It’s not a distant third, though, and all three series have evoked the same two powerful feelings in me. The first is astonishment that horrors and heroics occurred on this scale within at least a few living memories. Masters of the Air reminds us at times that modern warfare doesn’t work this way: In a world of smart bombs, a Norden bombsight seems primitive, and in an era of GPS tracking and satellite surveillance, it’s jarring to discover how thick the fog of war was when planes were in the air. In most respects, though, the series exposes how recently this conflagration was extinguished, in the grand scheme of things. World War II was my Roman Empire before I became a dad, but no matter how many books I read, movies or shows I watch, or games I play, the scope of the conflict boggles my mind. Even after three limited series, Spielberg, Hanks, and Goetzman have hardly scratched the surface of the American military’s involvement in the war, let alone the other Allies’. As a submarine obsessive, I suggest: Do the Navy next. (Like Greyhound, but better.)
For me, though, the most pressing question posed by these series is an unanswerable one: Could I have done that? Had I been born when my grandmother was—which, well, I’m not sure how that could have happened, but hey, it’s a hypothetical—it might’ve been me in those foxholes or on those beaches or planes. (Hell, it might’ve been me today, had I been born elsewhere in the world.) Did that generation get dubbed “The Greatest” just because it happened to be on watch when the world went up in flames? Would we respond the same way today?

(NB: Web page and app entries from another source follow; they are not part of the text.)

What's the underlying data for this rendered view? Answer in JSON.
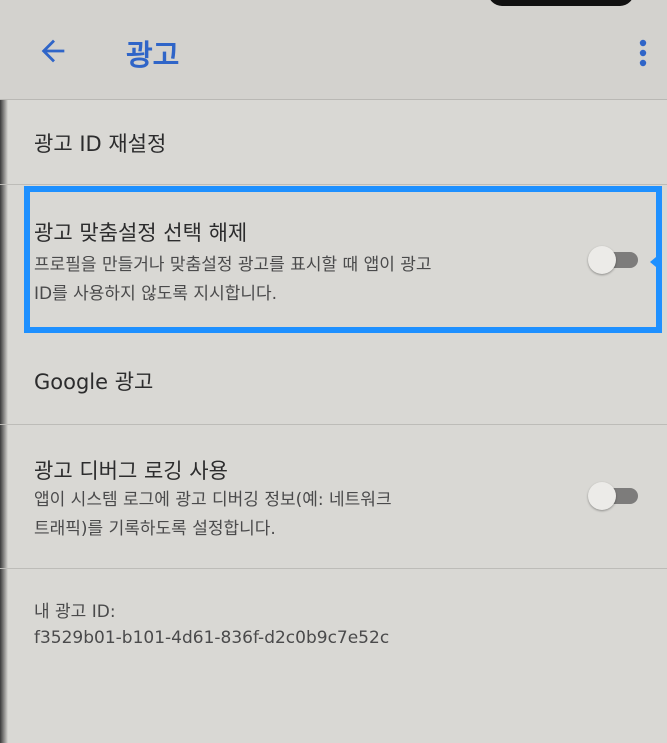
{
  "header": {
    "title": "광고",
    "back_icon": "arrow-left-icon",
    "more_icon": "more-vert-icon"
  },
  "settings": {
    "reset_ad_id": {
      "title": "광고 ID 재설정"
    },
    "opt_out": {
      "title": "광고 맞춤설정 선택 해제",
      "desc_line1": "프로필을 만들거나 맞춤설정 광고를 표시할 때 앱이 광고",
      "desc_line2": "ID를 사용하지 않도록 지시합니다.",
      "enabled": false
    },
    "google_ads": {
      "title": "Google 광고"
    },
    "debug_logging": {
      "title": "광고 디버그 로깅 사용",
      "desc_line1": "앱이 시스템 로그에 광고 디버깅 정보(예: 네트워크",
      "desc_line2": "트래픽)를 기록하도록 설정합니다.",
      "enabled": false
    },
    "my_ad_id": {
      "label": "내 광고 ID:",
      "value": "f3529b01-b101-4d61-836f-d2c0b9c7e52c"
    }
  },
  "colors": {
    "accent": "#2f65c8",
    "highlight": "#1e90ff"
  }
}
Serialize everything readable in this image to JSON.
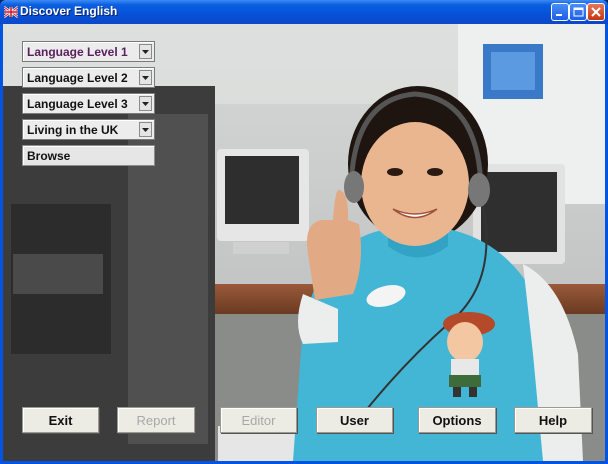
{
  "window": {
    "title": "Discover English"
  },
  "menu": {
    "selects": [
      {
        "label": "Language Level 1"
      },
      {
        "label": "Language Level 2"
      },
      {
        "label": "Language Level 3"
      },
      {
        "label": "Living in the UK"
      }
    ],
    "browse_label": "Browse"
  },
  "bottom_bar": {
    "exit": "Exit",
    "report": "Report",
    "editor": "Editor",
    "user": "User",
    "options": "Options",
    "help": "Help"
  },
  "colors": {
    "titlebar": "#0651d8",
    "sweater": "#43b6d6",
    "button_face": "#ecece4",
    "disabled_text": "#a8a8a8"
  },
  "icons": [
    "uk-flag-icon",
    "minimize-icon",
    "maximize-icon",
    "close-icon",
    "dropdown-arrow-icon",
    "mascot-boy-icon"
  ]
}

That so many millions served—not just the bravest and brightest, but anyone whose number was called—suggests that you or I could have done that duty, but we’ll never know. To be clear, I’m relieved that I haven’t had to find out, considering I’ve been known to white-knuckle when the turbulence ticks past the point of turning on the “Fasten seatbelt” sign. These folks fought for a world where we’d never need to demonstrate courage under fire, but there’s no way to watch without wondering what we’d have done. It’s the kind of question that keeps you up after the credits roll, which is probably the point.
Earlier this week, a 74-year-old New Hampshire Republican primary voter went semi-viral for expressing what one would hope is a pretty popular sentiment: “My father fought in World War II to defeat fascism, and I want it to remain defeated.” Masters of the Air doesn’t draw explicit parallels between 1944 and 2024, but it’s hard to watch it today and not think that way. A fictional warrior named Galadriel once said, “Much that once was is lost, for none now live who remember it.” Now that World War II has almost reached that point, maybe Masters of the Air is the closest we can come to real recall. We could do way worse.